#### [WHAT TO WORK ON]
Nothing but an exact copy is wanted: the line with "Extract the structured" and each line after it in the data below, last line included.

━━━━━ DATASET RECORDS

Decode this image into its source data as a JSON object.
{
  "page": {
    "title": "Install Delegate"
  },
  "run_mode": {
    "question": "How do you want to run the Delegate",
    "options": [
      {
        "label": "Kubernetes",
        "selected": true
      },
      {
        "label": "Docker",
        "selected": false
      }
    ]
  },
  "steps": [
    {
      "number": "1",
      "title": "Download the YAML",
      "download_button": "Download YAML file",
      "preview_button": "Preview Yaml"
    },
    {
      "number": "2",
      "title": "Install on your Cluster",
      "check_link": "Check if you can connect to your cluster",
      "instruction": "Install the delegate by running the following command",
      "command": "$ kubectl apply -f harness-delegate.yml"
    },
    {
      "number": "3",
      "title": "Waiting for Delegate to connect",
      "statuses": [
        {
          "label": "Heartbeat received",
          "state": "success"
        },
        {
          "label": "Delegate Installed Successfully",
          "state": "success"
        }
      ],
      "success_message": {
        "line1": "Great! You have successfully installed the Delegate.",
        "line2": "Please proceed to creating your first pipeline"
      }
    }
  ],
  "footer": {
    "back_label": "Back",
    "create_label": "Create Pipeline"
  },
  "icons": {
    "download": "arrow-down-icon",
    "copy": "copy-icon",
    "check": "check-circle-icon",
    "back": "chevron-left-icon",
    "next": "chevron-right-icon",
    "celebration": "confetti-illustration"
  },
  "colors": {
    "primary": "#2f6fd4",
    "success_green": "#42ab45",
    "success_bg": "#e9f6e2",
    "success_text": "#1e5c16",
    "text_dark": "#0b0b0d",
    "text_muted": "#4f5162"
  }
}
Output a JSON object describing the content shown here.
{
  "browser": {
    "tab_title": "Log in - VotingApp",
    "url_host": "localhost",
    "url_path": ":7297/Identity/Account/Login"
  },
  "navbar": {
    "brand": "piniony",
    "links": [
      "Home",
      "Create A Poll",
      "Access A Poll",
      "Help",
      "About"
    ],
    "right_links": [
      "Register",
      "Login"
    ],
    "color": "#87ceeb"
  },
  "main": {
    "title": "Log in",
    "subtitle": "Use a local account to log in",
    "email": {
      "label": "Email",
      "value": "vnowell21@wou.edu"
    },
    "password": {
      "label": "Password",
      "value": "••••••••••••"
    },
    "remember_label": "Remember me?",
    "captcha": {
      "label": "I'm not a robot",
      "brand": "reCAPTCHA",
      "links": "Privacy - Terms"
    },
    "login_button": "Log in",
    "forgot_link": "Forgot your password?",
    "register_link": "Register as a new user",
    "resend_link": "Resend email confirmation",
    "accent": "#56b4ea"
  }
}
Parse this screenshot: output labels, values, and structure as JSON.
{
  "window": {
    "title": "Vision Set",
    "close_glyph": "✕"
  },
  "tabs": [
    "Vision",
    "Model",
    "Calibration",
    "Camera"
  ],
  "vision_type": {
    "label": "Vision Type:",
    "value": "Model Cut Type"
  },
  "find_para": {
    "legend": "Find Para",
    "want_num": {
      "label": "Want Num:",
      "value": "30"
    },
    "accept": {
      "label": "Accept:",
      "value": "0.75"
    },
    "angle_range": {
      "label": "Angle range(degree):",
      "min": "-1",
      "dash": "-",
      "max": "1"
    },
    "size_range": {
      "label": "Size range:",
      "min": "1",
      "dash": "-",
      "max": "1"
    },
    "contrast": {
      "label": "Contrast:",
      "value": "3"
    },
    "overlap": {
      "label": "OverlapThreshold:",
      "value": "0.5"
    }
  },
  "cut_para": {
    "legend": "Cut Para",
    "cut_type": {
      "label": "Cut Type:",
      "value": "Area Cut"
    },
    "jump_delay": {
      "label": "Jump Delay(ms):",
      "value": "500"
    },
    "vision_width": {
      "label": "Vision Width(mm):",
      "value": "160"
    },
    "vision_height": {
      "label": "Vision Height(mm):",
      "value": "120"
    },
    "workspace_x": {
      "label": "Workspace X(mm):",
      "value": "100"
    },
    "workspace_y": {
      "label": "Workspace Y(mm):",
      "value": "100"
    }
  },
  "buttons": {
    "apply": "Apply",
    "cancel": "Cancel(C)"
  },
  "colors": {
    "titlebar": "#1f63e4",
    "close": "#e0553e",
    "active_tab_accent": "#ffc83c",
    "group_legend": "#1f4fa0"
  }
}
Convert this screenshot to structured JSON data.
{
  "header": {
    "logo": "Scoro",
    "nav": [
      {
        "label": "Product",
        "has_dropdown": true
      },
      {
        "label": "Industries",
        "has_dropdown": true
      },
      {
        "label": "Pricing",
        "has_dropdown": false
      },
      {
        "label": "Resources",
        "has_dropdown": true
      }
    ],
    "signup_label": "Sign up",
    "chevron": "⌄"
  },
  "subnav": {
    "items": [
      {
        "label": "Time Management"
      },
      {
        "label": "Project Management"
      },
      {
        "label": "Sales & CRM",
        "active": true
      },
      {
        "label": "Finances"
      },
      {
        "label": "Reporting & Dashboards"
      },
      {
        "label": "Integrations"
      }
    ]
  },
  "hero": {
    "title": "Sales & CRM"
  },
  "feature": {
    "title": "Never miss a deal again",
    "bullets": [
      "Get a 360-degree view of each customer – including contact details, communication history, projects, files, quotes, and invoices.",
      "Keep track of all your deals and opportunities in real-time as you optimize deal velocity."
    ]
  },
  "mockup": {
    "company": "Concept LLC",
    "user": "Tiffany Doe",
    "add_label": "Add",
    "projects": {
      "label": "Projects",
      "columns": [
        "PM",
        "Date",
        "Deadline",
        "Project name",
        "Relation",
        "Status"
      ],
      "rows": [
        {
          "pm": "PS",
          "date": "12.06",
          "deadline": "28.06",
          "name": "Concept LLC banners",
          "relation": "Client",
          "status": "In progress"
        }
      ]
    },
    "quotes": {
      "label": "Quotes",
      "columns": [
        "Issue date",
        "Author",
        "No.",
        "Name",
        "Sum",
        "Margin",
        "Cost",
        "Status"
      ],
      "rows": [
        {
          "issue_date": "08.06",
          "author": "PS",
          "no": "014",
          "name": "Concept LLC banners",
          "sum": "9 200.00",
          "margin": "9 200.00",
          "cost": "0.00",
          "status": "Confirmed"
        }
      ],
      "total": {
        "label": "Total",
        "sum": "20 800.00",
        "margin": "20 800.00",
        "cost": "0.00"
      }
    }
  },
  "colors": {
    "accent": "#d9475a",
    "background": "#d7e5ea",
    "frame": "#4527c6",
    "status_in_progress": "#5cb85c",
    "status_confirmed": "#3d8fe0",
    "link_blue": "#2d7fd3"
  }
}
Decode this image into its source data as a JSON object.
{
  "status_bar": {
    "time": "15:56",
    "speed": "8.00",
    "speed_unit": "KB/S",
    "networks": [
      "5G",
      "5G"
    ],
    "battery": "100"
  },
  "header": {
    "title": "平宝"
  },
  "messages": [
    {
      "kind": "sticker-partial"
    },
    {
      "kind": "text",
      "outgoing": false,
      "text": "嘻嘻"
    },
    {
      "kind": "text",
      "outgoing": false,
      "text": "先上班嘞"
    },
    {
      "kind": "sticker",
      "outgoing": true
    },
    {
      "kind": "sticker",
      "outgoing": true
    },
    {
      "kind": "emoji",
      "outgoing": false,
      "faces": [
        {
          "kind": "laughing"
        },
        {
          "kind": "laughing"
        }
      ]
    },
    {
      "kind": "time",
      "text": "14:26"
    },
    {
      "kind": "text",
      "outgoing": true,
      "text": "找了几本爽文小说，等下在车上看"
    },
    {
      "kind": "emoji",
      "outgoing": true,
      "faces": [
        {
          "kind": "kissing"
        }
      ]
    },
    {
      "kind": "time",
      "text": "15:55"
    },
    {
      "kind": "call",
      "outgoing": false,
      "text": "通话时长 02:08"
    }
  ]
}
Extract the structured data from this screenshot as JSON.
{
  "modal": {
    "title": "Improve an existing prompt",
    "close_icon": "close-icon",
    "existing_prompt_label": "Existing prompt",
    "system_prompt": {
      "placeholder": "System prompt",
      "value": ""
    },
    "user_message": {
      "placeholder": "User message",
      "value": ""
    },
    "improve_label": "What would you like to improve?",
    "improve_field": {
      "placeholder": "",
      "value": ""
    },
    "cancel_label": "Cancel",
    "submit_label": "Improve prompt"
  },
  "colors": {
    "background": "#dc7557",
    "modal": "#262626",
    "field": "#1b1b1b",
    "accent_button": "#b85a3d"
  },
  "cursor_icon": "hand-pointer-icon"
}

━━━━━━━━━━

#### [RESPONSE]
Extract the structured data from this screenshot as JSON.
{
  "modal": {
    "title": "Improve an existing prompt",
    "close_icon": "close-icon",
    "existing_prompt_label": "Existing prompt",
    "system_prompt": {
      "placeholder": "System prompt",
      "value": ""
    },
    "user_message": {
      "placeholder": "User message",
      "value": ""
    },
    "improve_label": "What would you like to improve?",
    "improve_field": {
      "placeholder": "",
      "value": ""
    },
    "cancel_label": "Cancel",
    "submit_label": "Improve prompt"
  },
  "colors": {
    "background": "#dc7557",
    "modal": "#262626",
    "field": "#1b1b1b",
    "accent_button": "#b85a3d"
  },
  "cursor_icon": "hand-pointer-icon"
}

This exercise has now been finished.